▶ Prompt
In the records below, count every line where the string "emit" appears, and reply with the count only.

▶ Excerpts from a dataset
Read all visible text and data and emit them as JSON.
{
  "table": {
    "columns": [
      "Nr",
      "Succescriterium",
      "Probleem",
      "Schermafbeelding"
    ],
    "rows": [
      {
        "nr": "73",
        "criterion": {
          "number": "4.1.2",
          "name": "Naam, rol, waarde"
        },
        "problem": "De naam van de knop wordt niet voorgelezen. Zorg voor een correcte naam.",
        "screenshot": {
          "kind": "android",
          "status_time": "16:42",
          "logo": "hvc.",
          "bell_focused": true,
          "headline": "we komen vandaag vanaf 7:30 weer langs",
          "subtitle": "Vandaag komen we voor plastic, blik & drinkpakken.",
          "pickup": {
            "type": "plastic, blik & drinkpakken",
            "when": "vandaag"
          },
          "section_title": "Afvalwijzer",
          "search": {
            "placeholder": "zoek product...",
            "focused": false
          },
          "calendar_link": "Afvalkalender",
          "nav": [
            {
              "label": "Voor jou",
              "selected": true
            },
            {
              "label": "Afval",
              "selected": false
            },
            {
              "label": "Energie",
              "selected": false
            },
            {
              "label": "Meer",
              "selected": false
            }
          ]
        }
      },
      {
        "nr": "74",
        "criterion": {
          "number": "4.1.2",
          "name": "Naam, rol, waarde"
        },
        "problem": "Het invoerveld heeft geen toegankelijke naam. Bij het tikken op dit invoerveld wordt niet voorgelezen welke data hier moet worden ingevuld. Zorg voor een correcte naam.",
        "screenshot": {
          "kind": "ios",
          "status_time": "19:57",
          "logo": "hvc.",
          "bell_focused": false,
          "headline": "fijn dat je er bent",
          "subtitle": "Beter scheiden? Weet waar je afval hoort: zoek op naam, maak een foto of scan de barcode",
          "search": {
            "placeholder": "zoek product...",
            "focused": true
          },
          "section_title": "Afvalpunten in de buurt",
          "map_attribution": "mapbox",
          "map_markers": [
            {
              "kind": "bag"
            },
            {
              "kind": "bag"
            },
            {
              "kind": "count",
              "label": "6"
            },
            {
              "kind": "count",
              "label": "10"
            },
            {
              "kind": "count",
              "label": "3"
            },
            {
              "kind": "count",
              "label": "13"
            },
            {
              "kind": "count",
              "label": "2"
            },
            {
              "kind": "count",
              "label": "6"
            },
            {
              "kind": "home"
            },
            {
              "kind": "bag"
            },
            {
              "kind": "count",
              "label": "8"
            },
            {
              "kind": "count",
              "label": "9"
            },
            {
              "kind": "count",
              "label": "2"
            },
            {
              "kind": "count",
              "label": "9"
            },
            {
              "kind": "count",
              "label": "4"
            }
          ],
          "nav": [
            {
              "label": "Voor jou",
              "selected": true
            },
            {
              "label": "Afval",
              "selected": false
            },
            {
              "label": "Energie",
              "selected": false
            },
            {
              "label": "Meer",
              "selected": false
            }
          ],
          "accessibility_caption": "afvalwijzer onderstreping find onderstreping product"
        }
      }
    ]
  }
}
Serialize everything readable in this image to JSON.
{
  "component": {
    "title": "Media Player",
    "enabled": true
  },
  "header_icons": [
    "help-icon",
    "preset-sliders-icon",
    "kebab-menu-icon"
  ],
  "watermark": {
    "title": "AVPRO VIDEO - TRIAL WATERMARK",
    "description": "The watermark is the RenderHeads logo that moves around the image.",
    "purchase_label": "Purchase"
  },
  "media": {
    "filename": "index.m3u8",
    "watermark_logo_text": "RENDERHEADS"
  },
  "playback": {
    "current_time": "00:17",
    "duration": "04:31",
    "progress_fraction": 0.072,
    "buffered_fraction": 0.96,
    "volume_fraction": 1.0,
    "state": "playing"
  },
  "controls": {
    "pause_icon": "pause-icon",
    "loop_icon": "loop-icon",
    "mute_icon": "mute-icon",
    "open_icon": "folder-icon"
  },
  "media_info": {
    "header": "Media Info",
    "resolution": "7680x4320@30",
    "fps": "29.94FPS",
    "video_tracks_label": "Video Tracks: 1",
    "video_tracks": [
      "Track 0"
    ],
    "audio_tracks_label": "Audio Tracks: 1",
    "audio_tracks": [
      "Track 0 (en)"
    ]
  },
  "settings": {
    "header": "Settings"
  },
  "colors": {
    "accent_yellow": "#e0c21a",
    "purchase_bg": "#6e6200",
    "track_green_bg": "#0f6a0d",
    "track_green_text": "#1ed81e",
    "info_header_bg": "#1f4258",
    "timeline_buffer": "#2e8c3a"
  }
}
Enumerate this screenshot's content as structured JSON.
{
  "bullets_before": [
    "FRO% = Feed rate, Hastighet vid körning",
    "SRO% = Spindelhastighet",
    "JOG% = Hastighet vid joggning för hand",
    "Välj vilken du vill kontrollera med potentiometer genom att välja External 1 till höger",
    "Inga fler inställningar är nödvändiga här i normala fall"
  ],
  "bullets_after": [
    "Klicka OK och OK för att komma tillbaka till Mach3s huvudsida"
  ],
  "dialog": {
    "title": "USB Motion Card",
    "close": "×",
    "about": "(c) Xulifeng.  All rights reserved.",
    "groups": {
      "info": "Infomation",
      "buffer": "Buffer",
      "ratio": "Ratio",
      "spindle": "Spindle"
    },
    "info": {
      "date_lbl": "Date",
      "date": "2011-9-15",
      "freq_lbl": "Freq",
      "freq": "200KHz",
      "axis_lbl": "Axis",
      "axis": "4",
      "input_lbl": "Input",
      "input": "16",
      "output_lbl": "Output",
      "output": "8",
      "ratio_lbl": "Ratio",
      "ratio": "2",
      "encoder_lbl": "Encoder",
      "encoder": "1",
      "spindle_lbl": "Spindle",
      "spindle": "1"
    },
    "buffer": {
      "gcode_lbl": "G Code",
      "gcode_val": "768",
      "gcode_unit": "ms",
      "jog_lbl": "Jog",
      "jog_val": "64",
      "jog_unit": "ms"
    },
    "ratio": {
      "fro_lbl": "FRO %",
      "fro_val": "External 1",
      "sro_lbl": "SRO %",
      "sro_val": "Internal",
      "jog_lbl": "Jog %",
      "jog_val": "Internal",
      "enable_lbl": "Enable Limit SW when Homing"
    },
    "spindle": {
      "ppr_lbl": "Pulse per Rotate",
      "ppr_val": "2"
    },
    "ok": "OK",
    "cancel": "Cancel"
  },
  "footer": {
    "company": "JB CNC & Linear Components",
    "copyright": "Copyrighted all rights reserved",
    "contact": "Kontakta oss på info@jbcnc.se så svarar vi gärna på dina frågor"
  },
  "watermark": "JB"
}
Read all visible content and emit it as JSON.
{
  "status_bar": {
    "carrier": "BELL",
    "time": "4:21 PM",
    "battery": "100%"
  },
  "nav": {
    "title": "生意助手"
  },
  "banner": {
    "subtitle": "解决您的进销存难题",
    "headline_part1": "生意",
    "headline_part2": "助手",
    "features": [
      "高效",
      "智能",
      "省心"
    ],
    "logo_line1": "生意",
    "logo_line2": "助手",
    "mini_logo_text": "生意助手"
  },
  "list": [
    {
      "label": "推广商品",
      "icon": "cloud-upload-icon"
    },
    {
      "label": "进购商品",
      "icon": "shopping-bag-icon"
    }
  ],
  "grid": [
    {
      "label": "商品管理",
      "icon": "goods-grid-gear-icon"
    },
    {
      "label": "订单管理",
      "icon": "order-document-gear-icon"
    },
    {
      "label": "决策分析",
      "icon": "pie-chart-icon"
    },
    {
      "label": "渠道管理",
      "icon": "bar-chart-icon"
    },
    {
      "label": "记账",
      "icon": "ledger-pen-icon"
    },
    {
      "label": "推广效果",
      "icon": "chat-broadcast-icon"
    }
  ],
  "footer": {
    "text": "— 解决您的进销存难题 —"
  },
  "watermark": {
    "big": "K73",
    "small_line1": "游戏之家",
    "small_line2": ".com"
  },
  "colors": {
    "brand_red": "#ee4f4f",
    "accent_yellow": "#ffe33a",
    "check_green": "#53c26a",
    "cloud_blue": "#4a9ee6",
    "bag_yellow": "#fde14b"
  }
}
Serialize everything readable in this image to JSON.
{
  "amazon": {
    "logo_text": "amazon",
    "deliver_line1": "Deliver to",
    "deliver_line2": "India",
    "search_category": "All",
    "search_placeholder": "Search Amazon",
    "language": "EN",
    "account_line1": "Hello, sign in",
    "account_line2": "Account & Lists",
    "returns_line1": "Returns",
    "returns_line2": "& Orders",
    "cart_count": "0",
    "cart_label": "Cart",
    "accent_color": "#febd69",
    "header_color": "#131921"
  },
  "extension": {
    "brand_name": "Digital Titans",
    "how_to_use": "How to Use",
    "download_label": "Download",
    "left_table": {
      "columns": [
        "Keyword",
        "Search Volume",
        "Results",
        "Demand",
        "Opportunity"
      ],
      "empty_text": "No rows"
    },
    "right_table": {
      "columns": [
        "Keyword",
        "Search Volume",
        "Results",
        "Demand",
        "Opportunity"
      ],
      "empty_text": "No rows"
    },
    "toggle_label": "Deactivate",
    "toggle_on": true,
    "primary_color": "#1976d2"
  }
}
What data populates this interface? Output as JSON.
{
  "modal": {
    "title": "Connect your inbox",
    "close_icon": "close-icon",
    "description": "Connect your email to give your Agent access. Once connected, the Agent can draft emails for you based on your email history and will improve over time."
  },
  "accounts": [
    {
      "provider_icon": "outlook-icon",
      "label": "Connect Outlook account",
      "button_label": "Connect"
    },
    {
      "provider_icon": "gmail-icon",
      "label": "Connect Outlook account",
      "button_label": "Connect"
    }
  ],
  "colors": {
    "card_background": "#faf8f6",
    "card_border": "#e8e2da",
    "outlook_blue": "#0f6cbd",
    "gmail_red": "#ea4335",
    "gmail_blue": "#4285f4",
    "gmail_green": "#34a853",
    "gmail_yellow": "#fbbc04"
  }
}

▶ Written response
2